------ PROVIDED MATERIAL ------
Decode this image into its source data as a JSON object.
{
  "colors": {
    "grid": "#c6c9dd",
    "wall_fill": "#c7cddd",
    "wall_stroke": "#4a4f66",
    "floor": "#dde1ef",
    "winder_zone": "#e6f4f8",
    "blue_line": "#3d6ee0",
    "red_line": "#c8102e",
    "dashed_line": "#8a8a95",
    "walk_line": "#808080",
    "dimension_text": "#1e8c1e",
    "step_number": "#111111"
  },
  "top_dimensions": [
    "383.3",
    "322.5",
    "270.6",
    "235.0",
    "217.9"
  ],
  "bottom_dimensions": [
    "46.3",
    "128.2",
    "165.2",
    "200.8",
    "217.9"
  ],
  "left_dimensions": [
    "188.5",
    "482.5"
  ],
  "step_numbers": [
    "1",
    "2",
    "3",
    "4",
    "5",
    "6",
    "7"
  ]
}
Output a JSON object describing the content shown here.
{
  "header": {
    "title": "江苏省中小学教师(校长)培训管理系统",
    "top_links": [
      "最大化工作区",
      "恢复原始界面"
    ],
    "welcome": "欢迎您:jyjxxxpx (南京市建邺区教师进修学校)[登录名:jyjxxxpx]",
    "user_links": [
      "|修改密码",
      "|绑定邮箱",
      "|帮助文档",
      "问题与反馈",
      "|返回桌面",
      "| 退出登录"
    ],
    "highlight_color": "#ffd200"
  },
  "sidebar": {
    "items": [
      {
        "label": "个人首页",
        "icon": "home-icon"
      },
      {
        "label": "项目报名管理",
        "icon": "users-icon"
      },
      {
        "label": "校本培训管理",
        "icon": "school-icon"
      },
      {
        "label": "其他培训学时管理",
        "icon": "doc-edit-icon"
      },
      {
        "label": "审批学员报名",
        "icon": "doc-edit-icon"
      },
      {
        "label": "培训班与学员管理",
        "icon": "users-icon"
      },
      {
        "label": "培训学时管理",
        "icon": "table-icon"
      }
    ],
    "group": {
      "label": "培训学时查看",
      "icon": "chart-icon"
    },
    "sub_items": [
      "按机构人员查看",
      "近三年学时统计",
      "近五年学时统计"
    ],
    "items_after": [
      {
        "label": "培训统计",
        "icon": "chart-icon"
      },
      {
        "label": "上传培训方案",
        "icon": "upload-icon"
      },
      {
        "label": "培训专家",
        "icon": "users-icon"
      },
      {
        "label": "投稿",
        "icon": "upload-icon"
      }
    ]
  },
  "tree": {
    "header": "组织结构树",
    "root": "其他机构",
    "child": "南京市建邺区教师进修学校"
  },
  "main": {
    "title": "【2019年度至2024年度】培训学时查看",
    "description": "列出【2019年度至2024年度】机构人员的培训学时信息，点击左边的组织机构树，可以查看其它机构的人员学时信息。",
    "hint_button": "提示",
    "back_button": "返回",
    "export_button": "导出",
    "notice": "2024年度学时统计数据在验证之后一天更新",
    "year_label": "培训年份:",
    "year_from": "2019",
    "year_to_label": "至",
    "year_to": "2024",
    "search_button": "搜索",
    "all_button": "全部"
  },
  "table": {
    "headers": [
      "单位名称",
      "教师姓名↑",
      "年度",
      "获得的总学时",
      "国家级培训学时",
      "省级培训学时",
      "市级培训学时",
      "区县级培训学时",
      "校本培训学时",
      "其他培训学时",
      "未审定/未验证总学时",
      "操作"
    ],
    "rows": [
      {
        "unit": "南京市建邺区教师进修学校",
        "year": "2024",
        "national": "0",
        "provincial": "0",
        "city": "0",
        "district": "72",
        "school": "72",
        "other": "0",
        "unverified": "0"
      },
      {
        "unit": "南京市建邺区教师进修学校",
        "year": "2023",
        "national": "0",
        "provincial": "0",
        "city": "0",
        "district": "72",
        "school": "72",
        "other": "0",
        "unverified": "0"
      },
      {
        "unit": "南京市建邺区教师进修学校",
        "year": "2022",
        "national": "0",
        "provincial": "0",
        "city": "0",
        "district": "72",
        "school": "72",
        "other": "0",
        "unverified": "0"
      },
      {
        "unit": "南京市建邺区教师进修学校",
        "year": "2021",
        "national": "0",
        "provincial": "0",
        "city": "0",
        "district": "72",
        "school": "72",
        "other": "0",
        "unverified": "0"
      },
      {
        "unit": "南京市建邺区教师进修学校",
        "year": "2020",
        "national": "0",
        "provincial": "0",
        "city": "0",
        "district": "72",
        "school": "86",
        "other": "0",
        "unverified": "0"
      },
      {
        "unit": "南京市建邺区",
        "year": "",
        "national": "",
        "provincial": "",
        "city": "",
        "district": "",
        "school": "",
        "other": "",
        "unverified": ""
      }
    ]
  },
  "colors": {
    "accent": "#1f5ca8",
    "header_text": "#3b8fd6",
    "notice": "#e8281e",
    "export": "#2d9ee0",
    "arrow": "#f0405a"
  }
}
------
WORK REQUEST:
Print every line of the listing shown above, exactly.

ANSWER:
Decode this image into its source data as a JSON object.
{
  "colors": {
    "grid": "#c6c9dd",
    "wall_fill": "#c7cddd",
    "wall_stroke": "#4a4f66",
    "floor": "#dde1ef",
    "winder_zone": "#e6f4f8",
    "blue_line": "#3d6ee0",
    "red_line": "#c8102e",
    "dashed_line": "#8a8a95",
    "walk_line": "#808080",
    "dimension_text": "#1e8c1e",
    "step_number": "#111111"
  },
  "top_dimensions": [
    "383.3",
    "322.5",
    "270.6",
    "235.0",
    "217.9"
  ],
  "bottom_dimensions": [
    "46.3",
    "128.2",
    "165.2",
    "200.8",
    "217.9"
  ],
  "left_dimensions": [
    "188.5",
    "482.5"
  ],
  "step_numbers": [
    "1",
    "2",
    "3",
    "4",
    "5",
    "6",
    "7"
  ]
}
Output a JSON object describing the content shown here.
{
  "header": {
    "title": "江苏省中小学教师(校长)培训管理系统",
    "top_links": [
      "最大化工作区",
      "恢复原始界面"
    ],
    "welcome": "欢迎您:jyjxxxpx (南京市建邺区教师进修学校)[登录名:jyjxxxpx]",
    "user_links": [
      "|修改密码",
      "|绑定邮箱",
      "|帮助文档",
      "问题与反馈",
      "|返回桌面",
      "| 退出登录"
    ],
    "highlight_color": "#ffd200"
  },
  "sidebar": {
    "items": [
      {
        "label": "个人首页",
        "icon": "home-icon"
      },
      {
        "label": "项目报名管理",
        "icon": "users-icon"
      },
      {
        "label": "校本培训管理",
        "icon": "school-icon"
      },
      {
        "label": "其他培训学时管理",
        "icon": "doc-edit-icon"
      },
      {
        "label": "审批学员报名",
        "icon": "doc-edit-icon"
      },
      {
        "label": "培训班与学员管理",
        "icon": "users-icon"
      },
      {
        "label": "培训学时管理",
        "icon": "table-icon"
      }
    ],
    "group": {
      "label": "培训学时查看",
      "icon": "chart-icon"
    },
    "sub_items": [
      "按机构人员查看",
      "近三年学时统计",
      "近五年学时统计"
    ],
    "items_after": [
      {
        "label": "培训统计",
        "icon": "chart-icon"
      },
      {
        "label": "上传培训方案",
        "icon": "upload-icon"
      },
      {
        "label": "培训专家",
        "icon": "users-icon"
      },
      {
        "label": "投稿",
        "icon": "upload-icon"
      }
    ]
  },
  "tree": {
    "header": "组织结构树",
    "root": "其他机构",
    "child": "南京市建邺区教师进修学校"
  },
  "main": {
    "title": "【2019年度至2024年度】培训学时查看",
    "description": "列出【2019年度至2024年度】机构人员的培训学时信息，点击左边的组织机构树，可以查看其它机构的人员学时信息。",
    "hint_button": "提示",
    "back_button": "返回",
    "export_button": "导出",
    "notice": "2024年度学时统计数据在验证之后一天更新",
    "year_label": "培训年份:",
    "year_from": "2019",
    "year_to_label": "至",
    "year_to": "2024",
    "search_button": "搜索",
    "all_button": "全部"
  },
  "table": {
    "headers": [
      "单位名称",
      "教师姓名↑",
      "年度",
      "获得的总学时",
      "国家级培训学时",
      "省级培训学时",
      "市级培训学时",
      "区县级培训学时",
      "校本培训学时",
      "其他培训学时",
      "未审定/未验证总学时",
      "操作"
    ],
    "rows": [
      {
        "unit": "南京市建邺区教师进修学校",
        "year": "2024",
        "national": "0",
        "provincial": "0",
        "city": "0",
        "district": "72",
        "school": "72",
        "other": "0",
        "unverified": "0"
      },
      {
        "unit": "南京市建邺区教师进修学校",
        "year": "2023",
        "national": "0",
        "provincial": "0",
        "city": "0",
        "district": "72",
        "school": "72",
        "other": "0",
        "unverified": "0"
      },
      {
        "unit": "南京市建邺区教师进修学校",
        "year": "2022",
        "national": "0",
        "provincial": "0",
        "city": "0",
        "district": "72",
        "school": "72",
        "other": "0",
        "unverified": "0"
      },
      {
        "unit": "南京市建邺区教师进修学校",
        "year": "2021",
        "national": "0",
        "provincial": "0",
        "city": "0",
        "district": "72",
        "school": "72",
        "other": "0",
        "unverified": "0"
      },
      {
        "unit": "南京市建邺区教师进修学校",
        "year": "2020",
        "national": "0",
        "provincial": "0",
        "city": "0",
        "district": "72",
        "school": "86",
        "other": "0",
        "unverified": "0"
      },
      {
        "unit": "南京市建邺区",
        "year": "",
        "national": "",
        "provincial": "",
        "city": "",
        "district": "",
        "school": "",
        "other": "",
        "unverified": ""
      }
    ]
  },
  "colors": {
    "accent": "#1f5ca8",
    "header_text": "#3b8fd6",
    "notice": "#e8281e",
    "export": "#2d9ee0",
    "arrow": "#f0405a"
  }
}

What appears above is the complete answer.